ASSIGNMENT: Line filter on the word "ASEER": copy each matching line from the entries.

PROVIDED RECORDS:

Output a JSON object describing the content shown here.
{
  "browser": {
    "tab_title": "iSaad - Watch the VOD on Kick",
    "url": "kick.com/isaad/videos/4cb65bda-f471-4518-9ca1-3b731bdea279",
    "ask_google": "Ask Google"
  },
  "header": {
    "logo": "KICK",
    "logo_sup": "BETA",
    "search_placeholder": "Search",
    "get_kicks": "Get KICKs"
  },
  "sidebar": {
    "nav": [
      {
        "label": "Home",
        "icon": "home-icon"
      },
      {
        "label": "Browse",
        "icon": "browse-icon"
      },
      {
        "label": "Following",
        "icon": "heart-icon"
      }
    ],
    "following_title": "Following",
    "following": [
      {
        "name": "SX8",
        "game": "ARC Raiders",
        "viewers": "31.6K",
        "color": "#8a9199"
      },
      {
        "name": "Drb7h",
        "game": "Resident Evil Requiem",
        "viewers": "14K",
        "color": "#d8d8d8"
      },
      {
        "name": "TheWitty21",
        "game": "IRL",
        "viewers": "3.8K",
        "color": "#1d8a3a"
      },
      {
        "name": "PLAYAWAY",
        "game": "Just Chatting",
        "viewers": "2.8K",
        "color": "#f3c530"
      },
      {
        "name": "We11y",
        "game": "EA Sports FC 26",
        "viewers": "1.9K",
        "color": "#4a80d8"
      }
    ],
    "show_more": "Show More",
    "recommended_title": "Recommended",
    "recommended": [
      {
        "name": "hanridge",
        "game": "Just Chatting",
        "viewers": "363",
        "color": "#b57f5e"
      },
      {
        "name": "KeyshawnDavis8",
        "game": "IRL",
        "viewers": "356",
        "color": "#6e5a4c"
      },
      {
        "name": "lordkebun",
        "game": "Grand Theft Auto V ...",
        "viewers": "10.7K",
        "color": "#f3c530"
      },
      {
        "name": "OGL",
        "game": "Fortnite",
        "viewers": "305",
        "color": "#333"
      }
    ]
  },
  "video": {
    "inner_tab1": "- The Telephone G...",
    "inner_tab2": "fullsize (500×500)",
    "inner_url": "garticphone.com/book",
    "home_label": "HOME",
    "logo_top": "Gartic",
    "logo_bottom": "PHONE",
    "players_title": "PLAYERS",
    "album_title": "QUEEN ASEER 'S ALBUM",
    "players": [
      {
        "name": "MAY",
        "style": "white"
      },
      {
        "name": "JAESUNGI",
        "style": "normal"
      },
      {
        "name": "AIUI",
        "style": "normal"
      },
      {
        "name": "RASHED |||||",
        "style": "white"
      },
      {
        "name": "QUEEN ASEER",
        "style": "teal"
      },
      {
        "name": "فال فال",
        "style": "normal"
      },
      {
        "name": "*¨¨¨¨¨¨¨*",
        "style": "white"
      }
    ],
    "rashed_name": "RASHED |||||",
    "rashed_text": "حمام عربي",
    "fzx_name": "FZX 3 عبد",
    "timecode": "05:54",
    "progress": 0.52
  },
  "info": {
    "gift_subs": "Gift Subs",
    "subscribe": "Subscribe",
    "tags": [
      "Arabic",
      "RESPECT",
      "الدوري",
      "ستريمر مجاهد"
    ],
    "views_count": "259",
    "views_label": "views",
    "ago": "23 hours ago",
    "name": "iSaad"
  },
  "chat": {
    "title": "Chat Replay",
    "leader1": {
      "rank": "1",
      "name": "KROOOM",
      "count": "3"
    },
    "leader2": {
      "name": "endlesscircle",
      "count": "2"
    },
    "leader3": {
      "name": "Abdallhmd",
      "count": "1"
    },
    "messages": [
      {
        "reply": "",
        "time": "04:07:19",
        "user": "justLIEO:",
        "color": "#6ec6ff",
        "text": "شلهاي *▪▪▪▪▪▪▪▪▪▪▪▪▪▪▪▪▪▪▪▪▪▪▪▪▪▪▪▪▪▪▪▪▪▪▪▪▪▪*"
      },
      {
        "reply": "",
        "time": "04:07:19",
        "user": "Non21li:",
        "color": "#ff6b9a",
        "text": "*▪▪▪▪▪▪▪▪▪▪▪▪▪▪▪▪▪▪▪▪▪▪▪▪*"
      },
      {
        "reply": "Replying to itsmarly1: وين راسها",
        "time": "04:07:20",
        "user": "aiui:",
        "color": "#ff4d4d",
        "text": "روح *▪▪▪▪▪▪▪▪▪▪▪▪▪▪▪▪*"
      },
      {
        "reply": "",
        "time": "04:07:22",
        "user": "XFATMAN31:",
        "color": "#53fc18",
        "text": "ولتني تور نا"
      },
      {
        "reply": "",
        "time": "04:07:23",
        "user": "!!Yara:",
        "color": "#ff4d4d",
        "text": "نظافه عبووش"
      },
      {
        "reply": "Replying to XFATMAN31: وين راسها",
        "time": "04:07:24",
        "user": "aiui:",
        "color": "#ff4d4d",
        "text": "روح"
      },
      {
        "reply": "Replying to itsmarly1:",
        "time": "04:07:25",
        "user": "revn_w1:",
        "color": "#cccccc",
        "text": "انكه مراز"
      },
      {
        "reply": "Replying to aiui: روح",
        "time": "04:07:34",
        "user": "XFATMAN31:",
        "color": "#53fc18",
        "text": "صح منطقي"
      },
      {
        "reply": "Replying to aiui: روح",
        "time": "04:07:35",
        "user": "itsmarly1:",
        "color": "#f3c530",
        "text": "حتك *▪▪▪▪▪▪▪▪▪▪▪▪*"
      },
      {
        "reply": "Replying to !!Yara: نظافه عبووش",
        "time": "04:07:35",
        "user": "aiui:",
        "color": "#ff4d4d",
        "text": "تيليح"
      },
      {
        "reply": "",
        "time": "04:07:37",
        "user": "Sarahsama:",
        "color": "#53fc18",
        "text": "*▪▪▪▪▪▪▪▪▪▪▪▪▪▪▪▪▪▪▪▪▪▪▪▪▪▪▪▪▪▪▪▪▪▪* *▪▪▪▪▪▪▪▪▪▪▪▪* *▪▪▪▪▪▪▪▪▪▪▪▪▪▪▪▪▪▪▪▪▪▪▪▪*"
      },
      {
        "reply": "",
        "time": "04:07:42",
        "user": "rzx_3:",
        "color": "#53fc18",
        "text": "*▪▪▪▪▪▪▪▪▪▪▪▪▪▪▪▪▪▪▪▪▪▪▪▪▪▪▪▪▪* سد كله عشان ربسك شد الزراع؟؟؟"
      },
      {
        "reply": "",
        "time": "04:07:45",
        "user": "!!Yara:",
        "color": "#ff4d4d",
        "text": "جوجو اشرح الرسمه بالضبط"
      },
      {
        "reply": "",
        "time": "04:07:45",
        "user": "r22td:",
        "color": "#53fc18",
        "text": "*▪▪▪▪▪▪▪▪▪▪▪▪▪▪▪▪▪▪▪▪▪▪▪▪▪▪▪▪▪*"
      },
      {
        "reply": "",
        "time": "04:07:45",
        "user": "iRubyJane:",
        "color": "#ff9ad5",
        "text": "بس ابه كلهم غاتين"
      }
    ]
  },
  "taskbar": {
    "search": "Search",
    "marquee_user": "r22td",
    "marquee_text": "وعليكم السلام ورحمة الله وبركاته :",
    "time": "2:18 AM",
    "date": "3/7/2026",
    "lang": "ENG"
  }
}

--

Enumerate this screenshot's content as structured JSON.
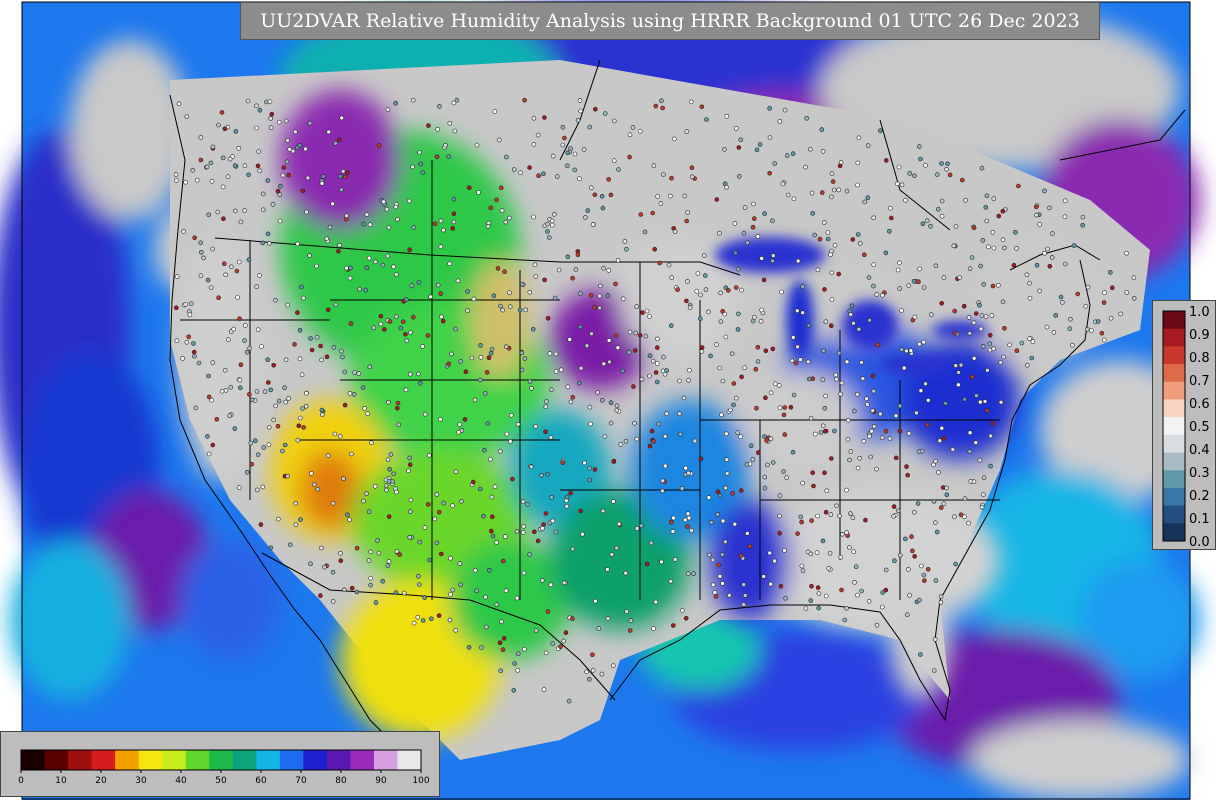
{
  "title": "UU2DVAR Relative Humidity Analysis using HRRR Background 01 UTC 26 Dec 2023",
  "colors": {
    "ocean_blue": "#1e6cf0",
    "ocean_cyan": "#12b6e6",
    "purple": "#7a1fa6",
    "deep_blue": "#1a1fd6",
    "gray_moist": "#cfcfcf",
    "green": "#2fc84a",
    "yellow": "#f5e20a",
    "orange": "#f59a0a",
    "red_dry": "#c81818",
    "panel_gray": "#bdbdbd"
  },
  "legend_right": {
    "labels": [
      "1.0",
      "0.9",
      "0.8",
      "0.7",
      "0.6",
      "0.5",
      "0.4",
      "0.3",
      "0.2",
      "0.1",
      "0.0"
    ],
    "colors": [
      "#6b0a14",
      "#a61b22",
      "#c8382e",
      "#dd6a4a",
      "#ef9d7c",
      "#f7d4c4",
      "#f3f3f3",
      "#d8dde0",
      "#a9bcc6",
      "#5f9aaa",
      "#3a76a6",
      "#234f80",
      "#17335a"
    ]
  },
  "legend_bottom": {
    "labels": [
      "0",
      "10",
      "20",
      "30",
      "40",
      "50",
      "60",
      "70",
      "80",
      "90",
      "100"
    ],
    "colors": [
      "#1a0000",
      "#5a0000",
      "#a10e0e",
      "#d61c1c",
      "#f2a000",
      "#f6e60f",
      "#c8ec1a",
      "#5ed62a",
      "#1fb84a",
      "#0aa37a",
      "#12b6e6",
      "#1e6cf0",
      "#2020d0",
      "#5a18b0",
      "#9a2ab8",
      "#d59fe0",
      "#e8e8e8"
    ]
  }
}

WRITTEN SOLUTION:
    "album_title": "QUEEN ASEER 'S ALBUM",
        "name": "QUEEN ASEER",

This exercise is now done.